For years, the IRS has told people that if you owe them money, they will never call you.
But according to the Better Business Bureau, there has been a recent change within the agency, and a phone call may now actually be the real deal.
Susann Miller with the Better Business Bureau says know there is added confusion because the IRS has begun making phone calls.
"Before we used to say that the IRS isn't going to call you --- well that just changed, so the IRS is now actually hiring debt collectors to call you on their behalf. So that's actually a really big AHA moment."
Miller says, if you receive a call from the IRS or someone pretending to be the IRS, ask for a claim number and hang up the phone immediately
Then go to IRS.gov to search for a contact and call the number back with the claim number that was given to you.
Scammers are becoming savvy and call victims claiming they're the IRS.
If the victim doesn't pick up, they leave a voicemail that says, "There was a fraud and misconduct on your taxes which you're hiding from the federal government."

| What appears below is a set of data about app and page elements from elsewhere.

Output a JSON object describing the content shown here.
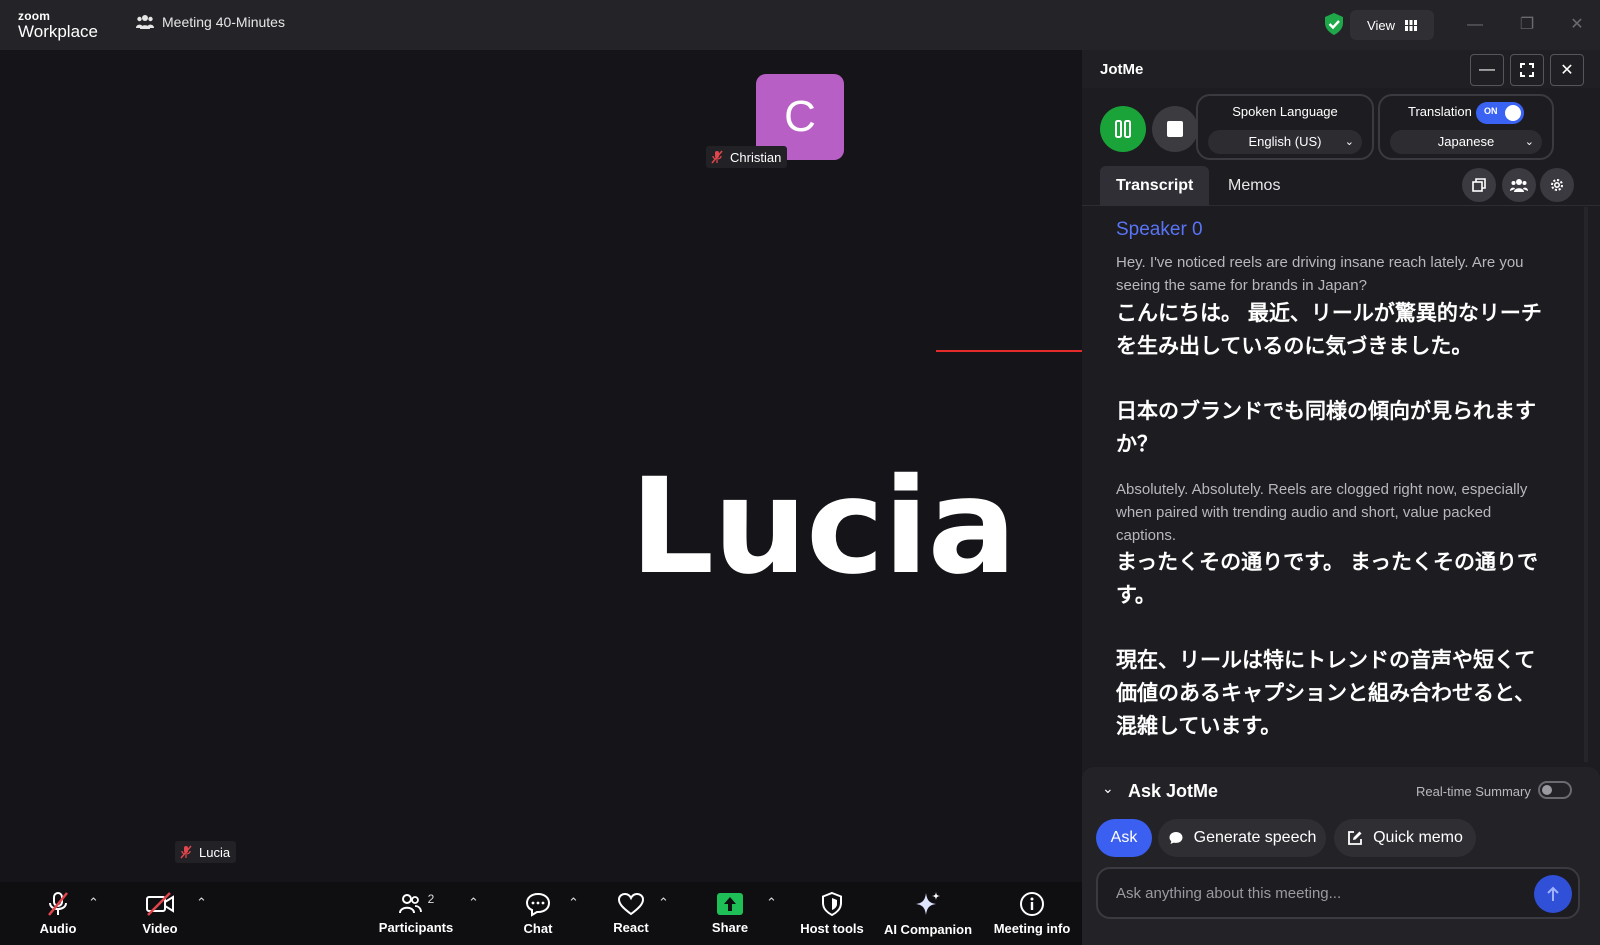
{
  "titlebar": {
    "brand_top": "zoom",
    "brand_bottom": "Workplace",
    "meeting_title": "Meeting 40-Minutes",
    "view_label": "View"
  },
  "stage": {
    "christian_initial": "C",
    "christian_name": "Christian",
    "active_speaker_name": "Lucia",
    "lucia_tag": "Lucia"
  },
  "toolbar": {
    "audio": "Audio",
    "video": "Video",
    "participants": "Participants",
    "participants_count": "2",
    "chat": "Chat",
    "react": "React",
    "share": "Share",
    "host_tools": "Host tools",
    "ai_companion": "AI Companion",
    "meeting_info": "Meeting info"
  },
  "jotme": {
    "title": "JotMe",
    "spoken_language_label": "Spoken Language",
    "spoken_language_value": "English (US)",
    "translation_label": "Translation",
    "translation_toggle": "ON",
    "translation_language": "Japanese",
    "tabs": [
      "Transcript",
      "Memos"
    ],
    "active_tab": "Transcript",
    "transcript": {
      "speaker": "Speaker 0",
      "entries": [
        {
          "en": "Hey. I've noticed reels are driving insane reach lately. Are you seeing the same for brands in Japan?",
          "jp1": "こんにちは。 最近、リールが驚異的なリーチを生み出しているのに気づきました。",
          "jp2": "日本のブランドでも同様の傾向が見られますか？"
        },
        {
          "en": "Absolutely. Absolutely. Reels are clogged right now, especially when paired with trending audio and short, value packed captions.",
          "jp1": "まったくその通りです。 まったくその通りです。",
          "jp2": "現在、リールは特にトレンドの音声や短くて価値のあるキャプションと組み合わせると、混雑しています。"
        }
      ]
    },
    "ask": {
      "title": "Ask JotMe",
      "realtime_summary_label": "Real-time Summary",
      "ask_button": "Ask",
      "generate_speech_button": "Generate speech",
      "quick_memo_button": "Quick memo",
      "input_placeholder": "Ask anything about this meeting..."
    }
  },
  "colors": {
    "accent_blue": "#3b63f3",
    "speaker_blue": "#5a74f5",
    "record_green": "#19a339",
    "avatar_purple": "#b85fc6",
    "share_green": "#1fbf57",
    "annotation_red": "#e32b2b"
  }
}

Followed by, "This needs to be rectified immediately so do return the call as soon as you receive the message."
The scammers leave a phone number to call back which is (202) 559-4636.

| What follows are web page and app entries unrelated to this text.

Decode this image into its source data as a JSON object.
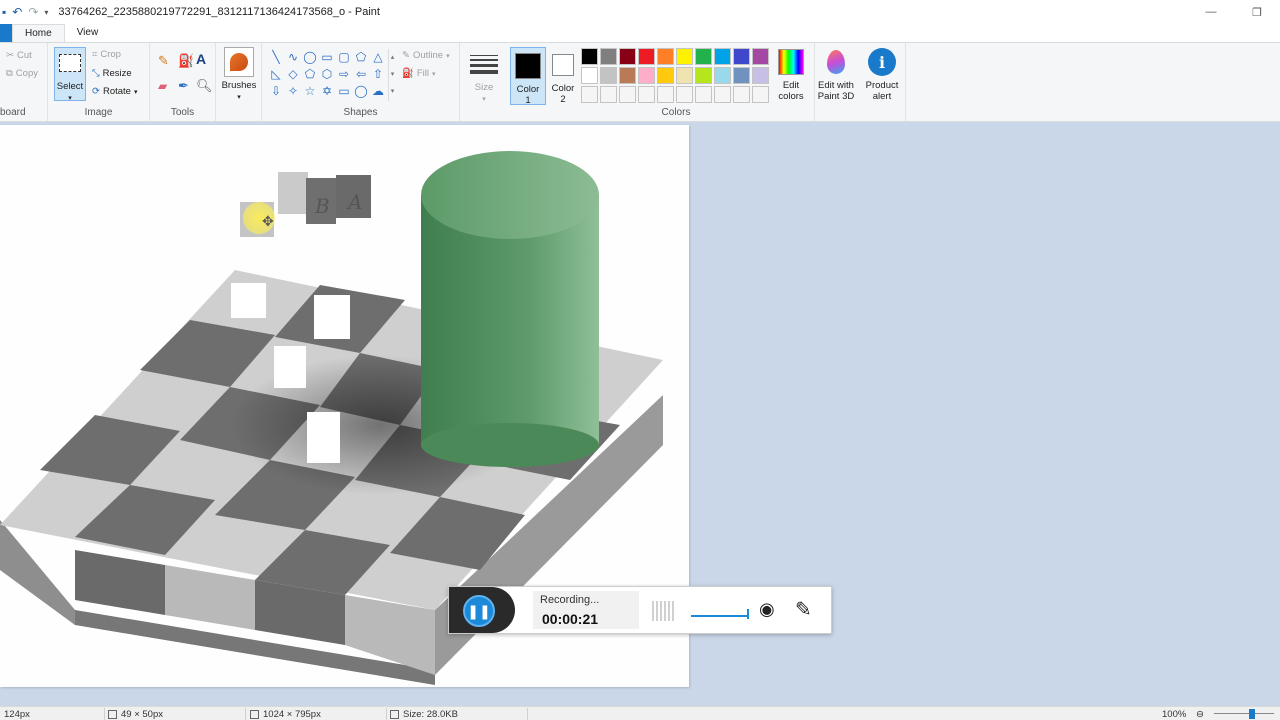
{
  "window": {
    "title": "33764262_2235880219772291_8312117136424173568_o - Paint",
    "minimize_icon": "minimize-icon",
    "maximize_icon": "maximize-icon"
  },
  "tabs": [
    {
      "label": "Home",
      "active": true
    },
    {
      "label": "View",
      "active": false
    }
  ],
  "ribbon": {
    "clipboard": {
      "label": "board",
      "cut": "Cut",
      "copy": "Copy"
    },
    "image": {
      "label": "Image",
      "select": "Select",
      "crop": "Crop",
      "resize": "Resize",
      "rotate": "Rotate"
    },
    "tools": {
      "label": "Tools"
    },
    "brushes": {
      "label": "Brushes"
    },
    "shapes": {
      "label": "Shapes",
      "outline": "Outline",
      "fill": "Fill"
    },
    "size": {
      "label": "Size"
    },
    "color1": {
      "label": "Color 1",
      "value": "#000000"
    },
    "color2": {
      "label": "Color 2",
      "value": "#ffffff"
    },
    "colors": {
      "label": "Colors",
      "edit_colors": "Edit colors",
      "swatches": [
        "#000000",
        "#7f7f7f",
        "#880015",
        "#ed1c24",
        "#ff7f27",
        "#fff200",
        "#22b14c",
        "#00a2e8",
        "#3f48cc",
        "#a349a4",
        "#ffffff",
        "#c3c3c3",
        "#b97a57",
        "#ffaec9",
        "#ffc90e",
        "#efe4b0",
        "#b5e61d",
        "#99d9ea",
        "#7092be",
        "#c8bfe7",
        "#f5f5f5",
        "#f5f5f5",
        "#f5f5f5",
        "#f5f5f5",
        "#f5f5f5",
        "#f5f5f5",
        "#f5f5f5",
        "#f5f5f5",
        "#f5f5f5",
        "#f5f5f5"
      ]
    },
    "paint3d": {
      "label": "Edit with Paint 3D"
    },
    "product_alert": {
      "label": "Product alert"
    }
  },
  "canvas": {
    "letters": [
      "B",
      "A"
    ]
  },
  "recorder": {
    "status": "Recording...",
    "time": "00:00:21"
  },
  "statusbar": {
    "position": "124px",
    "selection": "49 × 50px",
    "image_size": "1024 × 795px",
    "file_size": "Size: 28.0KB",
    "zoom": "100%"
  }
}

Miller says scammers know zip codes and they do their research ahead of time to make it seem legitimate.
"When they call, they give a true sense of urgency that it's you that they're calling for."
To add to these calls, scammers are mailing letters which add to the confusion.
Miller says, "If it's a letter, don't call the numbers that are on there because you don't know if you're being scammed or not."
According to Miller, more than 50 million dollars has been lost because of these scams through phone calls and letters.